App and web page records:
++++

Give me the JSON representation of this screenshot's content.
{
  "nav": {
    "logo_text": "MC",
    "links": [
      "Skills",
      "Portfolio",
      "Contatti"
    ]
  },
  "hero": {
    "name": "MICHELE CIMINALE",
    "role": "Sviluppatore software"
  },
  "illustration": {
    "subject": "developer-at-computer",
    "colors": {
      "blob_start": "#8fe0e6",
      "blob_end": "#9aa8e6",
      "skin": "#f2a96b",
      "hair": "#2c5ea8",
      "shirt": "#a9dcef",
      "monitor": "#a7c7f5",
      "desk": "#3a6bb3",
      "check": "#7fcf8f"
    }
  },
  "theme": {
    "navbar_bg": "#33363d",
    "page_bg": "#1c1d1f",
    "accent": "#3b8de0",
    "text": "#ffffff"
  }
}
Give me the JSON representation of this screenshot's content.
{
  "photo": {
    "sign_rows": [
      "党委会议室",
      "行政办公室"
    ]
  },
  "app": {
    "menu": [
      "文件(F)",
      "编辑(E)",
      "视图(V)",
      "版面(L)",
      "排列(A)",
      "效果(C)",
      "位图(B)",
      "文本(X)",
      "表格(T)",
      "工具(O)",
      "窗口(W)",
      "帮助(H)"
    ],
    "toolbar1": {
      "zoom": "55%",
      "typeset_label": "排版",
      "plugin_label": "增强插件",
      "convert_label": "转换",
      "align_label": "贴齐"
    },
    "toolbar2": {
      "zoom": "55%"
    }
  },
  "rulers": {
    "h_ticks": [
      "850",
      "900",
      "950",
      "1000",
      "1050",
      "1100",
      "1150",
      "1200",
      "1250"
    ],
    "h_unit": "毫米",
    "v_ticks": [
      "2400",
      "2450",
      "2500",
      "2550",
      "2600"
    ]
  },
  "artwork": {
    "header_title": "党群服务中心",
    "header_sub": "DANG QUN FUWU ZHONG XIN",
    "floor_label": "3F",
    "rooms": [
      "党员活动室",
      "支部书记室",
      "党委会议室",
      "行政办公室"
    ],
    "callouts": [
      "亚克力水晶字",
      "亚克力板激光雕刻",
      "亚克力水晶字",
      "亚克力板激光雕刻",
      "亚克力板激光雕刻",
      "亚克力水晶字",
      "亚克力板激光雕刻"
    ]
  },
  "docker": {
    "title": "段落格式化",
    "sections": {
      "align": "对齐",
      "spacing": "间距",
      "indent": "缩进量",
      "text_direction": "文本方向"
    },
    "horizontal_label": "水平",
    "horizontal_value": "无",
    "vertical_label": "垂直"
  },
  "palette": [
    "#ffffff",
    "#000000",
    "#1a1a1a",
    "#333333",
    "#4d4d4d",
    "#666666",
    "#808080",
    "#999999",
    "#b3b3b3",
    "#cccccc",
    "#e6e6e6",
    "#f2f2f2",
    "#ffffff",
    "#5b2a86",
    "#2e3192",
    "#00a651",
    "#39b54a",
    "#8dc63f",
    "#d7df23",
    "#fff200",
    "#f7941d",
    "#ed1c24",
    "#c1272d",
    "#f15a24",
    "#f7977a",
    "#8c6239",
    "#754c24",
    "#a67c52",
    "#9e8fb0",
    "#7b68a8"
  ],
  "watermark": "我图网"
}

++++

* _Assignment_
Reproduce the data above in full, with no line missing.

* _The answer_
Give me the JSON representation of this screenshot's content.
{
  "nav": {
    "logo_text": "MC",
    "links": [
      "Skills",
      "Portfolio",
      "Contatti"
    ]
  },
  "hero": {
    "name": "MICHELE CIMINALE",
    "role": "Sviluppatore software"
  },
  "illustration": {
    "subject": "developer-at-computer",
    "colors": {
      "blob_start": "#8fe0e6",
      "blob_end": "#9aa8e6",
      "skin": "#f2a96b",
      "hair": "#2c5ea8",
      "shirt": "#a9dcef",
      "monitor": "#a7c7f5",
      "desk": "#3a6bb3",
      "check": "#7fcf8f"
    }
  },
  "theme": {
    "navbar_bg": "#33363d",
    "page_bg": "#1c1d1f",
    "accent": "#3b8de0",
    "text": "#ffffff"
  }
}
Give me the JSON representation of this screenshot's content.
{
  "photo": {
    "sign_rows": [
      "党委会议室",
      "行政办公室"
    ]
  },
  "app": {
    "menu": [
      "文件(F)",
      "编辑(E)",
      "视图(V)",
      "版面(L)",
      "排列(A)",
      "效果(C)",
      "位图(B)",
      "文本(X)",
      "表格(T)",
      "工具(O)",
      "窗口(W)",
      "帮助(H)"
    ],
    "toolbar1": {
      "zoom": "55%",
      "typeset_label": "排版",
      "plugin_label": "增强插件",
      "convert_label": "转换",
      "align_label": "贴齐"
    },
    "toolbar2": {
      "zoom": "55%"
    }
  },
  "rulers": {
    "h_ticks": [
      "850",
      "900",
      "950",
      "1000",
      "1050",
      "1100",
      "1150",
      "1200",
      "1250"
    ],
    "h_unit": "毫米",
    "v_ticks": [
      "2400",
      "2450",
      "2500",
      "2550",
      "2600"
    ]
  },
  "artwork": {
    "header_title": "党群服务中心",
    "header_sub": "DANG QUN FUWU ZHONG XIN",
    "floor_label": "3F",
    "rooms": [
      "党员活动室",
      "支部书记室",
      "党委会议室",
      "行政办公室"
    ],
    "callouts": [
      "亚克力水晶字",
      "亚克力板激光雕刻",
      "亚克力水晶字",
      "亚克力板激光雕刻",
      "亚克力板激光雕刻",
      "亚克力水晶字",
      "亚克力板激光雕刻"
    ]
  },
  "docker": {
    "title": "段落格式化",
    "sections": {
      "align": "对齐",
      "spacing": "间距",
      "indent": "缩进量",
      "text_direction": "文本方向"
    },
    "horizontal_label": "水平",
    "horizontal_value": "无",
    "vertical_label": "垂直"
  },
  "palette": [
    "#ffffff",
    "#000000",
    "#1a1a1a",
    "#333333",
    "#4d4d4d",
    "#666666",
    "#808080",
    "#999999",
    "#b3b3b3",
    "#cccccc",
    "#e6e6e6",
    "#f2f2f2",
    "#ffffff",
    "#5b2a86",
    "#2e3192",
    "#00a651",
    "#39b54a",
    "#8dc63f",
    "#d7df23",
    "#fff200",
    "#f7941d",
    "#ed1c24",
    "#c1272d",
    "#f15a24",
    "#f7977a",
    "#8c6239",
    "#754c24",
    "#a67c52",
    "#9e8fb0",
    "#7b68a8"
  ],
  "watermark": "我图网"
}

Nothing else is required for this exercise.